The EEOC keeps track of what it’s doing. Fiscal year statistics of filings in the various categories of discrimination show what’s trending in the most active areas of “interest” for employees and the EEOC. With that in mind, employers often find it helpful to stay on top of trends in those charges.
Retaliation. The EEOC’s statistics for 2011 reflect a continuing trend upward in retaliation charges. Retaliation charges are those which allege that an employee was retaliated against for complaining of discrimination or otherwise exercising rights protected under anti-discrimination laws. In the past 15 years charges have increasingly included claims of at least one kind of retaliation. In 1997, only 22.6% of all charges included one or more retaliation claims, but in 2011, 37.4% of all charges have included a retaliation claim.
Disability Discrimination. EEOC charges based on disability discrimination have increased in recent years from a low of 18.9% in 2002 to the highest in recent years in 2011 at 25.8%.
Race Discrimination. Race remains the most steady and consistent basis for EEOC charges. Race discrimination claims have historically hovered between 35% and 37% of all charges. In 2011, the number stood nearly still at 35.4%.
Discrimination Based on Color. Claims for discrimination based on “color” in 2011 stood at the same percentage as in the previous year: 2.8%.
Sex Discrimination. This is another steady and consistent basis for EEOC charges. Sex discrimination claims typically are represented in about 30% of all EEOC charges. However, there is a slight trend downward in such claims, declining from 30% in 2009 to 28.5% in 2011. The percentages are consistent with a steady decline over time. There were 11,364 charges containing sexual harassment claims in 2011. Of those, 16.3% of were filed by males.
Age Discrimination. Age discrimination, as a percentage of all EEOC charges, has remained fairly steady but slightly higher than in 2010. In 2011, claims for age discrimination appeared in 23.5% of all EEOC charges.
National Origin Discrimination. A relatively small percentage of all charges includes national origin discrimination. This type of charge has increased too, however. In 2011, it appeared in 11.8% of all charges.

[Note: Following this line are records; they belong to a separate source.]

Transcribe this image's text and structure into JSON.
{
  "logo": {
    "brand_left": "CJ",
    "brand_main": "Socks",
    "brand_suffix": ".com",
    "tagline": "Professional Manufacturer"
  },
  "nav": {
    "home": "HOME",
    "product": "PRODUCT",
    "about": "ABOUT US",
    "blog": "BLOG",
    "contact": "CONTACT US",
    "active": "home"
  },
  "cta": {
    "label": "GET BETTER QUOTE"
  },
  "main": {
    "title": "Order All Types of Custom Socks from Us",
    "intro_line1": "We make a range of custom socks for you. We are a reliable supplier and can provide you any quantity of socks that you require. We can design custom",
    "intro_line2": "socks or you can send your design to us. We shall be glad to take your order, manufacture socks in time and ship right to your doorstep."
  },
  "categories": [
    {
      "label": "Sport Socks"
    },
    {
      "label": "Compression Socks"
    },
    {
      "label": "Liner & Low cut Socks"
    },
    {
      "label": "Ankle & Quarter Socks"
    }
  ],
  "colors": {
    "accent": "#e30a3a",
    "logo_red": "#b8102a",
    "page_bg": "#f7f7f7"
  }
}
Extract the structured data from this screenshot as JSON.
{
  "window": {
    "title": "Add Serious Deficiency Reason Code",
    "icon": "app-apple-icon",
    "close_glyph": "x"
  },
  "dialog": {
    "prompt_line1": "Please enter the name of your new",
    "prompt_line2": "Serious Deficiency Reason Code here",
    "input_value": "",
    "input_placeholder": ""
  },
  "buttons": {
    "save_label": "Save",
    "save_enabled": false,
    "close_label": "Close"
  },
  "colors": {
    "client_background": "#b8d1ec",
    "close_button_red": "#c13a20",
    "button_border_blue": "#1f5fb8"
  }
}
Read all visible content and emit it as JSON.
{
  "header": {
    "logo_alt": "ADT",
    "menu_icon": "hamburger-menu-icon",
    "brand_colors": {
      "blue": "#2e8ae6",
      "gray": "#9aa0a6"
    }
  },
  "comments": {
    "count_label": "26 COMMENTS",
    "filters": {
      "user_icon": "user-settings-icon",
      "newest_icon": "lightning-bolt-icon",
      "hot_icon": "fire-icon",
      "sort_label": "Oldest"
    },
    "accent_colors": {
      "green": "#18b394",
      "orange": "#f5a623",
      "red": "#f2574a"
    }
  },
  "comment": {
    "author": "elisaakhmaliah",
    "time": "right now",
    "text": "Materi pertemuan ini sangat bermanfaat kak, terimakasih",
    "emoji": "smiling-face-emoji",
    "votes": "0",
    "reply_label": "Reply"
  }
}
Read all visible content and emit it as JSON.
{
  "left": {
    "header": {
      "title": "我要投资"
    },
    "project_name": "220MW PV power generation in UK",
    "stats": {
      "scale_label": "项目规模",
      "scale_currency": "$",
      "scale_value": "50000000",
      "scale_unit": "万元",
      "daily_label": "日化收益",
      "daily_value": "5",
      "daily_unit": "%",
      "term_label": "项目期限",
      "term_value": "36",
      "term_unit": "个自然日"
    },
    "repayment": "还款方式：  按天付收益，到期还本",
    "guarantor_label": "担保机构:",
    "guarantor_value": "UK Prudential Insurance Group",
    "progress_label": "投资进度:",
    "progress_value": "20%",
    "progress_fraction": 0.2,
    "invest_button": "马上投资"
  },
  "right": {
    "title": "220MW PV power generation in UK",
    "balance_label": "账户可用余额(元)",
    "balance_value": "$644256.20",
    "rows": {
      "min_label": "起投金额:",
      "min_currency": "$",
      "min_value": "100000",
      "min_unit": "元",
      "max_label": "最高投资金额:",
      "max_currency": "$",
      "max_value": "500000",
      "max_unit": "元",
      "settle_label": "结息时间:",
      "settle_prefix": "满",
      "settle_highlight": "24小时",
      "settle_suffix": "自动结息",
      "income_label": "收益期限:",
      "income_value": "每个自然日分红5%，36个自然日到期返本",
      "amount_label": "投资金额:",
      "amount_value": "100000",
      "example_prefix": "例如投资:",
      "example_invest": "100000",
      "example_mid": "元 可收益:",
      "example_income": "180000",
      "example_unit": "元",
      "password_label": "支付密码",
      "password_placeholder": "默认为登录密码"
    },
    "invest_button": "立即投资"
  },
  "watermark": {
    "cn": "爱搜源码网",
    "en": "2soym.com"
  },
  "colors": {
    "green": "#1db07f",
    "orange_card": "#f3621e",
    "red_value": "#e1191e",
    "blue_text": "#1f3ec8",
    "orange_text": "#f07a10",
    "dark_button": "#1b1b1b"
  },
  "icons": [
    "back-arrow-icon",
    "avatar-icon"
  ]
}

Religious Discrimination. Last year showed a slight increase in claims for religious discrimination. While such claims remain a small fraction of all charges, they appeared in 4.2% of the EEOC’s charges. Interestingly this is the highest percentage in recent years and up from 3.8% in the previous year.
EEOC Lawsuits. The EEOC filed 300 federal lawsuits on behalf of employees in 2011, the largest number of which involved Title VII claims, followed by the Americans with Disabilities Act and then the Age Discrimination in Employment Act. By comparison, the EEOC filed 271 lawsuits in 2010.
What Employers Should Think About. The EEOC’s statistics highlight specific categories of discrimination that are more likely than others to generate claims. The big ones are: disability; age; sex; and race discrimination along with the growing trend of retaliation claims. The statistics highlight the importance of reducing the likelihood of having to defend one of these claims. Effective management training, updating and adherence to personnel policies, detailed documentation of discipline, and consistency of personnel actions are the keys to avoiding claims and winning them if you do have to defend. Regardless of the EEOC’s statistics, if Human Resource leaders follow these simple tips the organization will be a better place for all – employees, families, customers and the community.
If you have questions about this topic, please contact Jon Rabin at 248.457.7835 or email@example.com, or your regular Hall Render attorney.